Gold serves as a “fear index,” measuring investors’ level of fear and anxiety. Investors view gold as a store of wealth offering protection from inflation, credit defaults and economic Armageddon.
Gold soared from $300 per ounce in September 2001 to $1,900 per ounce in September 2011. That’s no coincidence. September 2001 was marked by the terrorist attacks of 9/11, and September 2011 by heightened fears of the fallout from the European debt crisis and Standard & Poor’s downgrade of the triple-A credit rating of the United States.
Thus, it’s no surprise that gold’s ascent occurred during an extraordinarily stressful decade.
Wall Street made it easy for investors to ride gold’s wave higher by creating exchange-traded funds that own gold, primarily the SPDR Gold Trust (GLD) and the iShares Gold Trust (IAU).
Indeed, when gold’s price peaked, GLD owned the sixth-largest amount of bullion in the world, more than the central banks of China, Switzerland and Japan.
Today’s headlines scream about gold plunging to a recent mid-April low of about $1,350 per ounce, a harrowing drop of almost 30 percent from the high. Nobody knows where gold heads from here, but Warren Buffett waxed eloquently about gold in Berkshire Hathaway’s 2011 shareholder letter.
Buffett described gold as part of a category of investments that “will never produce anything, but that are purchased in the buyer’s hope that someone else—who also knows that the assets will be forever unproductive—will pay more for them in the future.”
Further, “what motivates most gold purchasers is their belief that the ranks of the fearful will grow. During the past decade that belief has proved correct. Beyond that, the rising price has on its own generated additional buying enthusiasm, attracting purchasers who see the rise as validating an investment thesis.”
Buffett pictured the world’s gold stock of about 170,000 metric tons as a cube of about 68 feet per side. At the prevailing price of $1,750 per ounce, its value would be $9.6 trillion. Call this cube Pile A.
Compare this to a Pile B worth the same $9.6 trillion. Buffett noted, “For that, we could buy all U.S. cropland (400 million acres with output of about $200 billion annually), plus 16 Exxon Mobils (the world’s most profitable company, one earning more than $40 billion annually). After these purchases, we would have about $1 trillion left over for walking-around money.”
Buffett could not imagine an investor with $9.6 trillion selecting Pile A over Pile B.
He said, “A century from now the 400 million acres of farmland will have produced staggering amounts of corn, wheat, cotton, and other crops–and will continue to produce that valuable bounty. Exxon Mobil will probably have delivered trillions of dollars in dividends to its owners and will also hold assets worth many more trillions (and, remember, you get 16 Exxons). The 170,000 tons of gold will be unchanged in size and still incapable of producing anything.”

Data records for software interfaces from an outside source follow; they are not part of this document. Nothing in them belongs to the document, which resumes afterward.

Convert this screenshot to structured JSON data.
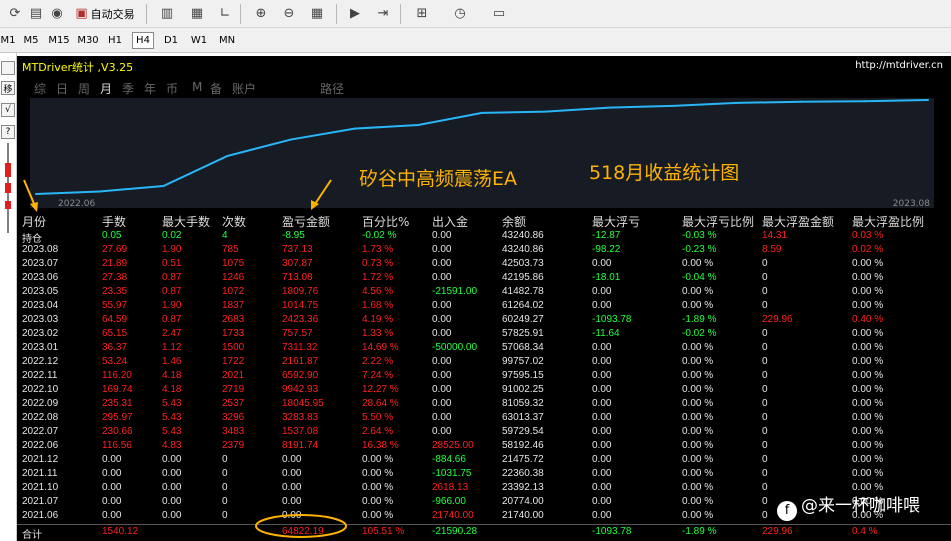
{
  "toolbar": {
    "auto_trade_label": "自动交易",
    "icons": [
      "refresh-icon",
      "chart-icon",
      "signal-icon",
      "auto-trade-icon",
      "bar-chart-icon",
      "candlestick-icon",
      "line-chart-icon",
      "zoom-in-icon",
      "zoom-out-icon",
      "tile-windows-icon",
      "chart-shift-icon",
      "autoscroll-icon",
      "indicators-icon",
      "periods-icon",
      "templates-icon"
    ]
  },
  "timeframes": [
    "M1",
    "M5",
    "M15",
    "M30",
    "H1",
    "H4",
    "D1",
    "W1",
    "MN"
  ],
  "timeframe_selected": "H4",
  "left_strip": [
    "移",
    "√",
    "?"
  ],
  "panel": {
    "title": "MTDriver统计 ,V3.25",
    "url": "http://mtdriver.cn",
    "tabs": [
      "综",
      "日",
      "周",
      "月",
      "季",
      "年",
      "币",
      "M",
      "备",
      "账户",
      "路径"
    ],
    "selected_tab": "月",
    "chart_start": "2022.06",
    "chart_end": "2023.08",
    "annotation_left": "矽谷中高频震荡EA",
    "annotation_right": "518月收益统计图"
  },
  "chart_data": {
    "type": "line",
    "x": [
      "2022.06",
      "2022.07",
      "2022.08",
      "2022.09",
      "2022.10",
      "2022.11",
      "2022.12",
      "2023.01",
      "2023.02",
      "2023.03",
      "2023.04",
      "2023.05",
      "2023.06",
      "2023.07",
      "2023.08"
    ],
    "values": [
      8191.74,
      9728.8,
      13012.63,
      31058.58,
      41001.51,
      47594.41,
      49756.28,
      57067.6,
      57825.17,
      60248.53,
      61263.28,
      63073.04,
      63786.12,
      64093.99,
      64831.12
    ],
    "color": "#29b6f6",
    "grid": false
  },
  "table": {
    "headers": [
      "月份",
      "手数",
      "最大手数",
      "次数",
      "盈亏金额",
      "百分比%",
      "出入金",
      "余额",
      "最大浮亏",
      "最大浮亏比例",
      "最大浮盈金额",
      "最大浮盈比例"
    ],
    "rows": [
      {
        "c": [
          "持仓",
          "0.05",
          "0.02",
          "4",
          "-8.95",
          "-0.02 %",
          "0.00",
          "43240.86",
          "-12.87",
          "-0.03 %",
          "14.31",
          "0.03 %"
        ],
        "k": [
          "w",
          "g",
          "g",
          "g",
          "g",
          "g",
          "w",
          "w",
          "g",
          "g",
          "r",
          "r"
        ]
      },
      {
        "c": [
          "2023.08",
          "27.69",
          "1.90",
          "785",
          "737.13",
          "1.73 %",
          "0.00",
          "43240.86",
          "-98.22",
          "-0.23 %",
          "8.59",
          "0.02 %"
        ],
        "k": [
          "w",
          "r",
          "r",
          "r",
          "r",
          "r",
          "w",
          "w",
          "g",
          "g",
          "r",
          "r"
        ]
      },
      {
        "c": [
          "2023.07",
          "21.89",
          "0.51",
          "1075",
          "307.87",
          "0.73 %",
          "0.00",
          "42503.73",
          "0.00",
          "0.00 %",
          "0",
          "0.00 %"
        ],
        "k": [
          "w",
          "r",
          "r",
          "r",
          "r",
          "r",
          "w",
          "w",
          "w",
          "w",
          "w",
          "w"
        ]
      },
      {
        "c": [
          "2023.06",
          "27.38",
          "0.87",
          "1246",
          "713.08",
          "1.72 %",
          "0.00",
          "42195.86",
          "-18.01",
          "-0.04 %",
          "0",
          "0.00 %"
        ],
        "k": [
          "w",
          "r",
          "r",
          "r",
          "r",
          "r",
          "w",
          "w",
          "g",
          "g",
          "w",
          "w"
        ]
      },
      {
        "c": [
          "2023.05",
          "23.35",
          "0.87",
          "1072",
          "1809.76",
          "4.56 %",
          "-21591.00",
          "41482.78",
          "0.00",
          "0.00 %",
          "0",
          "0.00 %"
        ],
        "k": [
          "w",
          "r",
          "r",
          "r",
          "r",
          "r",
          "g",
          "w",
          "w",
          "w",
          "w",
          "w"
        ]
      },
      {
        "c": [
          "2023.04",
          "55.97",
          "1.90",
          "1837",
          "1014.75",
          "1.68 %",
          "0.00",
          "61264.02",
          "0.00",
          "0.00 %",
          "0",
          "0.00 %"
        ],
        "k": [
          "w",
          "r",
          "r",
          "r",
          "r",
          "r",
          "w",
          "w",
          "w",
          "w",
          "w",
          "w"
        ]
      },
      {
        "c": [
          "2023.03",
          "64.59",
          "0.87",
          "2683",
          "2423.36",
          "4.19 %",
          "0.00",
          "60249.27",
          "-1093.78",
          "-1.89 %",
          "229.96",
          "0.40 %"
        ],
        "k": [
          "w",
          "r",
          "r",
          "r",
          "r",
          "r",
          "w",
          "w",
          "g",
          "g",
          "r",
          "r"
        ]
      },
      {
        "c": [
          "2023.02",
          "65.15",
          "2.47",
          "1733",
          "757.57",
          "1.33 %",
          "0.00",
          "57825.91",
          "-11.64",
          "-0.02 %",
          "0",
          "0.00 %"
        ],
        "k": [
          "w",
          "r",
          "r",
          "r",
          "r",
          "r",
          "w",
          "w",
          "g",
          "g",
          "w",
          "w"
        ]
      },
      {
        "c": [
          "2023.01",
          "36.37",
          "1.12",
          "1500",
          "7311.32",
          "14.69 %",
          "-50000.00",
          "57068.34",
          "0.00",
          "0.00 %",
          "0",
          "0.00 %"
        ],
        "k": [
          "w",
          "r",
          "r",
          "r",
          "r",
          "r",
          "g",
          "w",
          "w",
          "w",
          "w",
          "w"
        ]
      },
      {
        "c": [
          "2022.12",
          "53.24",
          "1.46",
          "1722",
          "2161.87",
          "2.22 %",
          "0.00",
          "99757.02",
          "0.00",
          "0.00 %",
          "0",
          "0.00 %"
        ],
        "k": [
          "w",
          "r",
          "r",
          "r",
          "r",
          "r",
          "w",
          "w",
          "w",
          "w",
          "w",
          "w"
        ]
      },
      {
        "c": [
          "2022.11",
          "116.20",
          "4.18",
          "2021",
          "6592.90",
          "7.24 %",
          "0.00",
          "97595.15",
          "0.00",
          "0.00 %",
          "0",
          "0.00 %"
        ],
        "k": [
          "w",
          "r",
          "r",
          "r",
          "r",
          "r",
          "w",
          "w",
          "w",
          "w",
          "w",
          "w"
        ]
      },
      {
        "c": [
          "2022.10",
          "169.74",
          "4.18",
          "2719",
          "9942.93",
          "12.27 %",
          "0.00",
          "91002.25",
          "0.00",
          "0.00 %",
          "0",
          "0.00 %"
        ],
        "k": [
          "w",
          "r",
          "r",
          "r",
          "r",
          "r",
          "w",
          "w",
          "w",
          "w",
          "w",
          "w"
        ]
      },
      {
        "c": [
          "2022.09",
          "235.31",
          "5.43",
          "2537",
          "18045.95",
          "28.64 %",
          "0.00",
          "81059.32",
          "0.00",
          "0.00 %",
          "0",
          "0.00 %"
        ],
        "k": [
          "w",
          "r",
          "r",
          "r",
          "r",
          "r",
          "w",
          "w",
          "w",
          "w",
          "w",
          "w"
        ]
      },
      {
        "c": [
          "2022.08",
          "295.97",
          "5.43",
          "3296",
          "3283.83",
          "5.50 %",
          "0.00",
          "63013.37",
          "0.00",
          "0.00 %",
          "0",
          "0.00 %"
        ],
        "k": [
          "w",
          "r",
          "r",
          "r",
          "r",
          "r",
          "w",
          "w",
          "w",
          "w",
          "w",
          "w"
        ]
      },
      {
        "c": [
          "2022.07",
          "230.66",
          "5.43",
          "3483",
          "1537.08",
          "2.64 %",
          "0.00",
          "59729.54",
          "0.00",
          "0.00 %",
          "0",
          "0.00 %"
        ],
        "k": [
          "w",
          "r",
          "r",
          "r",
          "r",
          "r",
          "w",
          "w",
          "w",
          "w",
          "w",
          "w"
        ]
      },
      {
        "c": [
          "2022.06",
          "116.56",
          "4.83",
          "2379",
          "8191.74",
          "16.38 %",
          "28525.00",
          "58192.46",
          "0.00",
          "0.00 %",
          "0",
          "0.00 %"
        ],
        "k": [
          "w",
          "r",
          "r",
          "r",
          "r",
          "r",
          "r",
          "w",
          "w",
          "w",
          "w",
          "w"
        ]
      },
      {
        "c": [
          "2021.12",
          "0.00",
          "0.00",
          "0",
          "0.00",
          "0.00 %",
          "-884.66",
          "21475.72",
          "0.00",
          "0.00 %",
          "0",
          "0.00 %"
        ],
        "k": [
          "w",
          "w",
          "w",
          "w",
          "w",
          "w",
          "g",
          "w",
          "w",
          "w",
          "w",
          "w"
        ]
      },
      {
        "c": [
          "2021.11",
          "0.00",
          "0.00",
          "0",
          "0.00",
          "0.00 %",
          "-1031.75",
          "22360.38",
          "0.00",
          "0.00 %",
          "0",
          "0.00 %"
        ],
        "k": [
          "w",
          "w",
          "w",
          "w",
          "w",
          "w",
          "g",
          "w",
          "w",
          "w",
          "w",
          "w"
        ]
      },
      {
        "c": [
          "2021.10",
          "0.00",
          "0.00",
          "0",
          "0.00",
          "0.00 %",
          "2618.13",
          "23392.13",
          "0.00",
          "0.00 %",
          "0",
          "0.00 %"
        ],
        "k": [
          "w",
          "w",
          "w",
          "w",
          "w",
          "w",
          "r",
          "w",
          "w",
          "w",
          "w",
          "w"
        ]
      },
      {
        "c": [
          "2021.07",
          "0.00",
          "0.00",
          "0",
          "0.00",
          "0.00 %",
          "-966.00",
          "20774.00",
          "0.00",
          "0.00 %",
          "0",
          "0.00 %"
        ],
        "k": [
          "w",
          "w",
          "w",
          "w",
          "w",
          "w",
          "g",
          "w",
          "w",
          "w",
          "w",
          "w"
        ]
      },
      {
        "c": [
          "2021.06",
          "0.00",
          "0.00",
          "0",
          "0.00",
          "0.00 %",
          "21740.00",
          "21740.00",
          "0.00",
          "0.00 %",
          "0",
          "0.00 %"
        ],
        "k": [
          "w",
          "w",
          "w",
          "w",
          "w",
          "w",
          "r",
          "w",
          "w",
          "w",
          "w",
          "w"
        ]
      },
      {
        "c": [
          "合计",
          "1540.12",
          "",
          "",
          "64822.19",
          "105.51 %",
          "-21590.28",
          "",
          "-1093.78",
          "-1.89 %",
          "229.96",
          "0.4 %"
        ],
        "k": [
          "w",
          "r",
          "r",
          "r",
          "r",
          "r",
          "g",
          "w",
          "g",
          "g",
          "r",
          "r"
        ]
      }
    ]
  },
  "watermark": "@来一杯咖啡喂"
}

I’d rather invest in productive assets like businesses, not fear. Remember one of Buffett’s favorite proverbs: “What the wise man does in the beginning, the fool does in the end.”•
Kim is the chief operating officer and chief compliance officer for Kirr Marbach & Co. LLC, an investment adviser based in Columbus, Ind. He can be reached at (812) 376-9444 or firstname.lastname@example.org.